SUPPLIED RECORDS START

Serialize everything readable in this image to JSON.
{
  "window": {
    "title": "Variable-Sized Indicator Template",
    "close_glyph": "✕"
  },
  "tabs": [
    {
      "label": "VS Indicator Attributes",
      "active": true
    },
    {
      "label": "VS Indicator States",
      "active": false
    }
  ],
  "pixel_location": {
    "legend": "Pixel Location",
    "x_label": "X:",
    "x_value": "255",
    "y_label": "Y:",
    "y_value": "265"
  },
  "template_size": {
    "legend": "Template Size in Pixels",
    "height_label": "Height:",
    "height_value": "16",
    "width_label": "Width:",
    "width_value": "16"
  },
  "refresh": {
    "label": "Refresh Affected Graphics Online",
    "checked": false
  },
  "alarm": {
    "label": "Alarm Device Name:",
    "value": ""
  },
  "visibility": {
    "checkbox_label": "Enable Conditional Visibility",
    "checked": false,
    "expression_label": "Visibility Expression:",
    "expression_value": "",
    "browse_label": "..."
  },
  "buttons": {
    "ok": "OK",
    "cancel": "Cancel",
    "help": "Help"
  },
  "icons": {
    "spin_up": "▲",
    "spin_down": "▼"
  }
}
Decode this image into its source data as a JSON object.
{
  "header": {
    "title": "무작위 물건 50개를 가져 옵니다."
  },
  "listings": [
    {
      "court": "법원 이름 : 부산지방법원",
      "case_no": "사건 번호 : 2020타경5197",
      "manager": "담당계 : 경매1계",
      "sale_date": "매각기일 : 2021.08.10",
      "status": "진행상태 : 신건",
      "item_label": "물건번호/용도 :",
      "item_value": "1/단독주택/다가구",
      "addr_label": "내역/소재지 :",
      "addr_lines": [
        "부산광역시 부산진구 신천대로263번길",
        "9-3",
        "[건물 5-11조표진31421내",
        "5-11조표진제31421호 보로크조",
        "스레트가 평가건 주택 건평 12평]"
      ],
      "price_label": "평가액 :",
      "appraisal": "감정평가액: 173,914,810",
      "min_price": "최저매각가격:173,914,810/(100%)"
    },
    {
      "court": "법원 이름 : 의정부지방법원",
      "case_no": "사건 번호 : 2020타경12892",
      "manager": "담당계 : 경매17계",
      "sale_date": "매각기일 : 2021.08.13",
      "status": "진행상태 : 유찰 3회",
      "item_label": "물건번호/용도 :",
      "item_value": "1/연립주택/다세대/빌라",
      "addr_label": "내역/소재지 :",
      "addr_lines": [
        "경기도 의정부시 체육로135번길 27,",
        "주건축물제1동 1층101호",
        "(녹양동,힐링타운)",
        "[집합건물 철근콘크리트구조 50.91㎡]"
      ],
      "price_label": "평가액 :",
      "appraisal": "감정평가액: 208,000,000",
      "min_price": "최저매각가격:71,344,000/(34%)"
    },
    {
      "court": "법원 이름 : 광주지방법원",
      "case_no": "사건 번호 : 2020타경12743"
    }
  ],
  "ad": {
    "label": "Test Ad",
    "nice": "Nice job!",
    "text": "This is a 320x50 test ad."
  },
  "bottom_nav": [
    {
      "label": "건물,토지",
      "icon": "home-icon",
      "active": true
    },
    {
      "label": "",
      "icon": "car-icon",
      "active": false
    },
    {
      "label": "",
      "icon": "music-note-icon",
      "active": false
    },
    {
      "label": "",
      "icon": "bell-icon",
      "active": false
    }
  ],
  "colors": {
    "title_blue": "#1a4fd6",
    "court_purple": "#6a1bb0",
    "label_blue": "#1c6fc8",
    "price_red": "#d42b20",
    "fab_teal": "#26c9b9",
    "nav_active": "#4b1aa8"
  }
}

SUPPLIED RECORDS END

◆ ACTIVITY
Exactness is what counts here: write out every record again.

◆ SOLUTION FOR THIS PROBLEM
Serialize everything readable in this image to JSON.
{
  "window": {
    "title": "Variable-Sized Indicator Template",
    "close_glyph": "✕"
  },
  "tabs": [
    {
      "label": "VS Indicator Attributes",
      "active": true
    },
    {
      "label": "VS Indicator States",
      "active": false
    }
  ],
  "pixel_location": {
    "legend": "Pixel Location",
    "x_label": "X:",
    "x_value": "255",
    "y_label": "Y:",
    "y_value": "265"
  },
  "template_size": {
    "legend": "Template Size in Pixels",
    "height_label": "Height:",
    "height_value": "16",
    "width_label": "Width:",
    "width_value": "16"
  },
  "refresh": {
    "label": "Refresh Affected Graphics Online",
    "checked": false
  },
  "alarm": {
    "label": "Alarm Device Name:",
    "value": ""
  },
  "visibility": {
    "checkbox_label": "Enable Conditional Visibility",
    "checked": false,
    "expression_label": "Visibility Expression:",
    "expression_value": "",
    "browse_label": "..."
  },
  "buttons": {
    "ok": "OK",
    "cancel": "Cancel",
    "help": "Help"
  },
  "icons": {
    "spin_up": "▲",
    "spin_down": "▼"
  }
}
Decode this image into its source data as a JSON object.
{
  "header": {
    "title": "무작위 물건 50개를 가져 옵니다."
  },
  "listings": [
    {
      "court": "법원 이름 : 부산지방법원",
      "case_no": "사건 번호 : 2020타경5197",
      "manager": "담당계 : 경매1계",
      "sale_date": "매각기일 : 2021.08.10",
      "status": "진행상태 : 신건",
      "item_label": "물건번호/용도 :",
      "item_value": "1/단독주택/다가구",
      "addr_label": "내역/소재지 :",
      "addr_lines": [
        "부산광역시 부산진구 신천대로263번길",
        "9-3",
        "[건물 5-11조표진31421내",
        "5-11조표진제31421호 보로크조",
        "스레트가 평가건 주택 건평 12평]"
      ],
      "price_label": "평가액 :",
      "appraisal": "감정평가액: 173,914,810",
      "min_price": "최저매각가격:173,914,810/(100%)"
    },
    {
      "court": "법원 이름 : 의정부지방법원",
      "case_no": "사건 번호 : 2020타경12892",
      "manager": "담당계 : 경매17계",
      "sale_date": "매각기일 : 2021.08.13",
      "status": "진행상태 : 유찰 3회",
      "item_label": "물건번호/용도 :",
      "item_value": "1/연립주택/다세대/빌라",
      "addr_label": "내역/소재지 :",
      "addr_lines": [
        "경기도 의정부시 체육로135번길 27,",
        "주건축물제1동 1층101호",
        "(녹양동,힐링타운)",
        "[집합건물 철근콘크리트구조 50.91㎡]"
      ],
      "price_label": "평가액 :",
      "appraisal": "감정평가액: 208,000,000",
      "min_price": "최저매각가격:71,344,000/(34%)"
    },
    {
      "court": "법원 이름 : 광주지방법원",
      "case_no": "사건 번호 : 2020타경12743"
    }
  ],
  "ad": {
    "label": "Test Ad",
    "nice": "Nice job!",
    "text": "This is a 320x50 test ad."
  },
  "bottom_nav": [
    {
      "label": "건물,토지",
      "icon": "home-icon",
      "active": true
    },
    {
      "label": "",
      "icon": "car-icon",
      "active": false
    },
    {
      "label": "",
      "icon": "music-note-icon",
      "active": false
    },
    {
      "label": "",
      "icon": "bell-icon",
      "active": false
    }
  ],
  "colors": {
    "title_blue": "#1a4fd6",
    "court_purple": "#6a1bb0",
    "label_blue": "#1c6fc8",
    "price_red": "#d42b20",
    "fab_teal": "#26c9b9",
    "nav_active": "#4b1aa8"
  }
}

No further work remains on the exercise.